** Dataset entries follows **
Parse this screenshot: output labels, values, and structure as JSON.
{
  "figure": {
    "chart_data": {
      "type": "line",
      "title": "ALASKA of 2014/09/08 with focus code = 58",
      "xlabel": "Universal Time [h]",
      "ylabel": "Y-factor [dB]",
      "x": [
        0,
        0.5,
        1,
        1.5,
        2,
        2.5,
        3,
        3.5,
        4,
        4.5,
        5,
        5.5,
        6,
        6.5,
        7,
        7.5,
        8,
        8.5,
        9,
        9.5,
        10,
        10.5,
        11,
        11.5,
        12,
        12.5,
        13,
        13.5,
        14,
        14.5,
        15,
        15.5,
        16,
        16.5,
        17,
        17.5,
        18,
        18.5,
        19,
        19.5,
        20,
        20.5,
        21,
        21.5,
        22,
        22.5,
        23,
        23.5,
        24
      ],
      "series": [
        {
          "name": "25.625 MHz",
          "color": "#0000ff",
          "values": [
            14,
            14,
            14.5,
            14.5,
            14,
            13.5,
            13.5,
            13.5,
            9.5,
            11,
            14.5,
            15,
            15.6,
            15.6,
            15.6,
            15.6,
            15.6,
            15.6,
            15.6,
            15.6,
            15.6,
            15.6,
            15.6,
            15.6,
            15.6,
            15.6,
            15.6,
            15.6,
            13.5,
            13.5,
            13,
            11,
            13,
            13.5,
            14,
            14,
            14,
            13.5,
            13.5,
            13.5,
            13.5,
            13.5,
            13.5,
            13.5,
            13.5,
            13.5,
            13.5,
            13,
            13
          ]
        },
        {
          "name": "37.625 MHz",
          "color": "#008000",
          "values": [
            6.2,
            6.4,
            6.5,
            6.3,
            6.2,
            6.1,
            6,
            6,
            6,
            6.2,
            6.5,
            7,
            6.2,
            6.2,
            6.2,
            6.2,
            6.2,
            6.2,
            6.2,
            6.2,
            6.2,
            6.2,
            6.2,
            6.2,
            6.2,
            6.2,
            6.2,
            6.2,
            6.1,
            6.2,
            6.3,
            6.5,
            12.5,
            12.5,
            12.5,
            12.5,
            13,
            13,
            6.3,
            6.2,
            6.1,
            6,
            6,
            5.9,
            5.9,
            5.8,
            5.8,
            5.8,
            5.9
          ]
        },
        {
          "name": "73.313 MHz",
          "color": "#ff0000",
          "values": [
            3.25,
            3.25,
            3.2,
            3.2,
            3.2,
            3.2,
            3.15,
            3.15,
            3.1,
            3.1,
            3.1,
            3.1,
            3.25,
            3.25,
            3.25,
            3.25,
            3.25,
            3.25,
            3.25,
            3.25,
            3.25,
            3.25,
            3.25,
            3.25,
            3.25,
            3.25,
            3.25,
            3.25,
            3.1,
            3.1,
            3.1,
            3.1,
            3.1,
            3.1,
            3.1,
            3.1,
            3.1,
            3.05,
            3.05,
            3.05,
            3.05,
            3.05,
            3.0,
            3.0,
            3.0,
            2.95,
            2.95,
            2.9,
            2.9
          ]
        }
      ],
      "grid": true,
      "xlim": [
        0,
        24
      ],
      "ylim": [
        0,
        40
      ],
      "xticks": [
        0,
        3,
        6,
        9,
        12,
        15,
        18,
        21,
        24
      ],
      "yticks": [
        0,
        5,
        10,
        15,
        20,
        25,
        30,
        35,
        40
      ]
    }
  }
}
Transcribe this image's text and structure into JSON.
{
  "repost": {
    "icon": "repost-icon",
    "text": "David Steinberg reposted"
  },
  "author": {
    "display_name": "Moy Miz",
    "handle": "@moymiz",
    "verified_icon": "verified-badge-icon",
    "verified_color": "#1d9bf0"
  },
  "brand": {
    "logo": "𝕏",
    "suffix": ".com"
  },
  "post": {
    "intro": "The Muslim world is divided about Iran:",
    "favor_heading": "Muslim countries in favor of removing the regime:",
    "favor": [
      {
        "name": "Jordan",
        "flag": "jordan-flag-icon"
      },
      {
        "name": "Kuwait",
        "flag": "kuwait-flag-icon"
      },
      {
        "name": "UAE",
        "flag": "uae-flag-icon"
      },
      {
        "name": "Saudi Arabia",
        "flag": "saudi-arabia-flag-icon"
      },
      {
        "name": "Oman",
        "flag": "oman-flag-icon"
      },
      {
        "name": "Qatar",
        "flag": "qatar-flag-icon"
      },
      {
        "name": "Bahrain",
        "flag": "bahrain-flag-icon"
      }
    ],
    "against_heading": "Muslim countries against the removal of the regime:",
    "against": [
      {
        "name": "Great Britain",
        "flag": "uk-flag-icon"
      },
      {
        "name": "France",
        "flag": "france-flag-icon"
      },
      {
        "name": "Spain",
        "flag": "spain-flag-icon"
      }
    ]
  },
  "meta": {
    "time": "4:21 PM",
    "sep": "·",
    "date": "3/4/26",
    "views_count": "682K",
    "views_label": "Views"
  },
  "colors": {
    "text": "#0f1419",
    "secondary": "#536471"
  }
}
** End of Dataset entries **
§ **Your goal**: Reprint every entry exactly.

§ **Response to this task**:
Parse this screenshot: output labels, values, and structure as JSON.
{
  "figure": {
    "chart_data": {
      "type": "line",
      "title": "ALASKA of 2014/09/08 with focus code = 58",
      "xlabel": "Universal Time [h]",
      "ylabel": "Y-factor [dB]",
      "x": [
        0,
        0.5,
        1,
        1.5,
        2,
        2.5,
        3,
        3.5,
        4,
        4.5,
        5,
        5.5,
        6,
        6.5,
        7,
        7.5,
        8,
        8.5,
        9,
        9.5,
        10,
        10.5,
        11,
        11.5,
        12,
        12.5,
        13,
        13.5,
        14,
        14.5,
        15,
        15.5,
        16,
        16.5,
        17,
        17.5,
        18,
        18.5,
        19,
        19.5,
        20,
        20.5,
        21,
        21.5,
        22,
        22.5,
        23,
        23.5,
        24
      ],
      "series": [
        {
          "name": "25.625 MHz",
          "color": "#0000ff",
          "values": [
            14,
            14,
            14.5,
            14.5,
            14,
            13.5,
            13.5,
            13.5,
            9.5,
            11,
            14.5,
            15,
            15.6,
            15.6,
            15.6,
            15.6,
            15.6,
            15.6,
            15.6,
            15.6,
            15.6,
            15.6,
            15.6,
            15.6,
            15.6,
            15.6,
            15.6,
            15.6,
            13.5,
            13.5,
            13,
            11,
            13,
            13.5,
            14,
            14,
            14,
            13.5,
            13.5,
            13.5,
            13.5,
            13.5,
            13.5,
            13.5,
            13.5,
            13.5,
            13.5,
            13,
            13
          ]
        },
        {
          "name": "37.625 MHz",
          "color": "#008000",
          "values": [
            6.2,
            6.4,
            6.5,
            6.3,
            6.2,
            6.1,
            6,
            6,
            6,
            6.2,
            6.5,
            7,
            6.2,
            6.2,
            6.2,
            6.2,
            6.2,
            6.2,
            6.2,
            6.2,
            6.2,
            6.2,
            6.2,
            6.2,
            6.2,
            6.2,
            6.2,
            6.2,
            6.1,
            6.2,
            6.3,
            6.5,
            12.5,
            12.5,
            12.5,
            12.5,
            13,
            13,
            6.3,
            6.2,
            6.1,
            6,
            6,
            5.9,
            5.9,
            5.8,
            5.8,
            5.8,
            5.9
          ]
        },
        {
          "name": "73.313 MHz",
          "color": "#ff0000",
          "values": [
            3.25,
            3.25,
            3.2,
            3.2,
            3.2,
            3.2,
            3.15,
            3.15,
            3.1,
            3.1,
            3.1,
            3.1,
            3.25,
            3.25,
            3.25,
            3.25,
            3.25,
            3.25,
            3.25,
            3.25,
            3.25,
            3.25,
            3.25,
            3.25,
            3.25,
            3.25,
            3.25,
            3.25,
            3.1,
            3.1,
            3.1,
            3.1,
            3.1,
            3.1,
            3.1,
            3.1,
            3.1,
            3.05,
            3.05,
            3.05,
            3.05,
            3.05,
            3.0,
            3.0,
            3.0,
            2.95,
            2.95,
            2.9,
            2.9
          ]
        }
      ],
      "grid": true,
      "xlim": [
        0,
        24
      ],
      "ylim": [
        0,
        40
      ],
      "xticks": [
        0,
        3,
        6,
        9,
        12,
        15,
        18,
        21,
        24
      ],
      "yticks": [
        0,
        5,
        10,
        15,
        20,
        25,
        30,
        35,
        40
      ]
    }
  }
}
Transcribe this image's text and structure into JSON.
{
  "repost": {
    "icon": "repost-icon",
    "text": "David Steinberg reposted"
  },
  "author": {
    "display_name": "Moy Miz",
    "handle": "@moymiz",
    "verified_icon": "verified-badge-icon",
    "verified_color": "#1d9bf0"
  },
  "brand": {
    "logo": "𝕏",
    "suffix": ".com"
  },
  "post": {
    "intro": "The Muslim world is divided about Iran:",
    "favor_heading": "Muslim countries in favor of removing the regime:",
    "favor": [
      {
        "name": "Jordan",
        "flag": "jordan-flag-icon"
      },
      {
        "name": "Kuwait",
        "flag": "kuwait-flag-icon"
      },
      {
        "name": "UAE",
        "flag": "uae-flag-icon"
      },
      {
        "name": "Saudi Arabia",
        "flag": "saudi-arabia-flag-icon"
      },
      {
        "name": "Oman",
        "flag": "oman-flag-icon"
      },
      {
        "name": "Qatar",
        "flag": "qatar-flag-icon"
      },
      {
        "name": "Bahrain",
        "flag": "bahrain-flag-icon"
      }
    ],
    "against_heading": "Muslim countries against the removal of the regime:",
    "against": [
      {
        "name": "Great Britain",
        "flag": "uk-flag-icon"
      },
      {
        "name": "France",
        "flag": "france-flag-icon"
      },
      {
        "name": "Spain",
        "flag": "spain-flag-icon"
      }
    ]
  },
  "meta": {
    "time": "4:21 PM",
    "sep": "·",
    "date": "3/4/26",
    "views_count": "682K",
    "views_label": "Views"
  },
  "colors": {
    "text": "#0f1419",
    "secondary": "#536471"
  }
}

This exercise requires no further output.